### Exercise goal:
Among the records below, find each line containing the word "this" and copy it.

Start of Record set

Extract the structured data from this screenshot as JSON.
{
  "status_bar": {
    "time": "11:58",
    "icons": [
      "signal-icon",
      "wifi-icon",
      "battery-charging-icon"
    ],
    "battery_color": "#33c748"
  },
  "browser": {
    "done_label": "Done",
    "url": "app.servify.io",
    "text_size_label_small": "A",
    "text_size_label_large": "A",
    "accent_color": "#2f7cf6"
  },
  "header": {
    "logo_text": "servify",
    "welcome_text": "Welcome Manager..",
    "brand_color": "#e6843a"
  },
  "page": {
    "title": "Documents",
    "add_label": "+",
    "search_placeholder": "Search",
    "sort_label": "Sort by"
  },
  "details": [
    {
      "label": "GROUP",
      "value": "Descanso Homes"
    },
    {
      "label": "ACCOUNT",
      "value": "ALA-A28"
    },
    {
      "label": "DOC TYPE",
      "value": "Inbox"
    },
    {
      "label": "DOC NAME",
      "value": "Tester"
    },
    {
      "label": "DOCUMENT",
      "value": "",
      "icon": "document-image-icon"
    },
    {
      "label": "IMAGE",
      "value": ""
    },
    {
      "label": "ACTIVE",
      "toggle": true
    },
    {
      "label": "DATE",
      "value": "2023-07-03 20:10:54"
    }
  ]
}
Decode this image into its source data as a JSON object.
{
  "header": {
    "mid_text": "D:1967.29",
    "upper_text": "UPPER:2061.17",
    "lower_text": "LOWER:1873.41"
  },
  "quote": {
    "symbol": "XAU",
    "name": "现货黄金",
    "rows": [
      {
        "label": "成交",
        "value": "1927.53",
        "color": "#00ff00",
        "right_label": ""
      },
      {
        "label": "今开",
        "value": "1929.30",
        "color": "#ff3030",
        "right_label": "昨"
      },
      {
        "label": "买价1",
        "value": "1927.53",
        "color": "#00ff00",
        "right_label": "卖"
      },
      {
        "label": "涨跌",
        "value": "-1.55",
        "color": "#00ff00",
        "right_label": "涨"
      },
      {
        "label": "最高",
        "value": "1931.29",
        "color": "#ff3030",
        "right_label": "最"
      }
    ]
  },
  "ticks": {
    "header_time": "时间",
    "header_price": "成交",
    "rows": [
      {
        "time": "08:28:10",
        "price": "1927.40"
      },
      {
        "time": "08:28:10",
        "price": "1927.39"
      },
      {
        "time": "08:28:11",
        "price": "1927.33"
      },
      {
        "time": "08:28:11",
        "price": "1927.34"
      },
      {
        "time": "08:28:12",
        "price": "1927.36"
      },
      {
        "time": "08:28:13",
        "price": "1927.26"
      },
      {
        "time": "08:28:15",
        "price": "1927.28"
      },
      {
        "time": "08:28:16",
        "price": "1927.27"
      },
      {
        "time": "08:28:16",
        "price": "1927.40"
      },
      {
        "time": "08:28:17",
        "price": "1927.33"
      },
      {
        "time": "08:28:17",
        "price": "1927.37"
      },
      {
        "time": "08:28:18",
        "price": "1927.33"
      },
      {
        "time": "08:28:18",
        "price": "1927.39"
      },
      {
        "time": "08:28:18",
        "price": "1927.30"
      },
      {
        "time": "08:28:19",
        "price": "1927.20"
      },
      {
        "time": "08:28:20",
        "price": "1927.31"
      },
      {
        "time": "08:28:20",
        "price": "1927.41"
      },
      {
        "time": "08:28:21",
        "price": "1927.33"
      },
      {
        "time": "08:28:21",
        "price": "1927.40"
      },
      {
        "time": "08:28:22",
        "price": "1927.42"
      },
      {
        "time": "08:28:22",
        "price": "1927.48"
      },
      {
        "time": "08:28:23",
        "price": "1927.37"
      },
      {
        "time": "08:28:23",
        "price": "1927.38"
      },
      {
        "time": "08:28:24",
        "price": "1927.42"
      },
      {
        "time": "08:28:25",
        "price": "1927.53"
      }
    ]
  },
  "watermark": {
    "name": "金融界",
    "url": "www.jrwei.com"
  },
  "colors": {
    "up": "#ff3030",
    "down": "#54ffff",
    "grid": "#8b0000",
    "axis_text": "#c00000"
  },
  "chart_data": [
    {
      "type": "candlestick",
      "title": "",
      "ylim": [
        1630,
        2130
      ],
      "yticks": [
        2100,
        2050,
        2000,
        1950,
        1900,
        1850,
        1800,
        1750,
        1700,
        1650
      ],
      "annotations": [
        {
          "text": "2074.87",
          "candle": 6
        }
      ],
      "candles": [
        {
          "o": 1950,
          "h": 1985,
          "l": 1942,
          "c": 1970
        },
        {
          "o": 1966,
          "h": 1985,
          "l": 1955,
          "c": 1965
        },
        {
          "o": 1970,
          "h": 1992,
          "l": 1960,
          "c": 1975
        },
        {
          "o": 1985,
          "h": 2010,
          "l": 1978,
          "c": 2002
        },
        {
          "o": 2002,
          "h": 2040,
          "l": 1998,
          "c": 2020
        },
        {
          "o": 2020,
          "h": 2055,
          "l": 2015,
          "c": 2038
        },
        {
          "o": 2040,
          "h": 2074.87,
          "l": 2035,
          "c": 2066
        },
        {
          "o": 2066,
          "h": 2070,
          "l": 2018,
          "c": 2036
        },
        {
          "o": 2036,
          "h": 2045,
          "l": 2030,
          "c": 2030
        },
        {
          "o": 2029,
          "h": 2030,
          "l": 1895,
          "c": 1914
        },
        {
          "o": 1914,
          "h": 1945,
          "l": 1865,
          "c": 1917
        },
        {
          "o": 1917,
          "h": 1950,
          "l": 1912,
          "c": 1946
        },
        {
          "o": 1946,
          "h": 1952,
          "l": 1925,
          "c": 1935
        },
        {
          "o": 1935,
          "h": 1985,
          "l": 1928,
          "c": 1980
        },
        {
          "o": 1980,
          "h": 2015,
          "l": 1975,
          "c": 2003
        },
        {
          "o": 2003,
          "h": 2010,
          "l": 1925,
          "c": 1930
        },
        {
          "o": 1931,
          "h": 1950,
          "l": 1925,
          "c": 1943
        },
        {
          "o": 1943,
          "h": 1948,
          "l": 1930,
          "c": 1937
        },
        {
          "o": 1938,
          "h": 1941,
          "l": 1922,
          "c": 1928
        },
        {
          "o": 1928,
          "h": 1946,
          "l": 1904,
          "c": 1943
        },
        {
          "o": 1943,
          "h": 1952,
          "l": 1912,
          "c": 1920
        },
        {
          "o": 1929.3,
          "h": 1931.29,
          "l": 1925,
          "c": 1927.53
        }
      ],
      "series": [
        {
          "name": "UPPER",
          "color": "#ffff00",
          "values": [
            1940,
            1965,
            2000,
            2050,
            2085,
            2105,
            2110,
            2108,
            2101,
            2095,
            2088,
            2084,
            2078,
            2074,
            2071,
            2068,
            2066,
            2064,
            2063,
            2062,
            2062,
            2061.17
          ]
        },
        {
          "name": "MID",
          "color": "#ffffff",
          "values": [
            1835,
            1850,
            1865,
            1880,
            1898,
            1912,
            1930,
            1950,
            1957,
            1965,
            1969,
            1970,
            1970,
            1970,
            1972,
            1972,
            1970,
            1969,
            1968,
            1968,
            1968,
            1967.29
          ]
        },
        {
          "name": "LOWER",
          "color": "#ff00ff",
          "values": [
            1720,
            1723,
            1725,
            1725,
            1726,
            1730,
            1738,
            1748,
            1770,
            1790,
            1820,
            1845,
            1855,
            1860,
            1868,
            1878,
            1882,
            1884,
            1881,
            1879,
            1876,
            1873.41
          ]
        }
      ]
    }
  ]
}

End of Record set

### Output:
Extract the structured data from this screenshot as JSON.
Decode this image into its source data as a JSON object.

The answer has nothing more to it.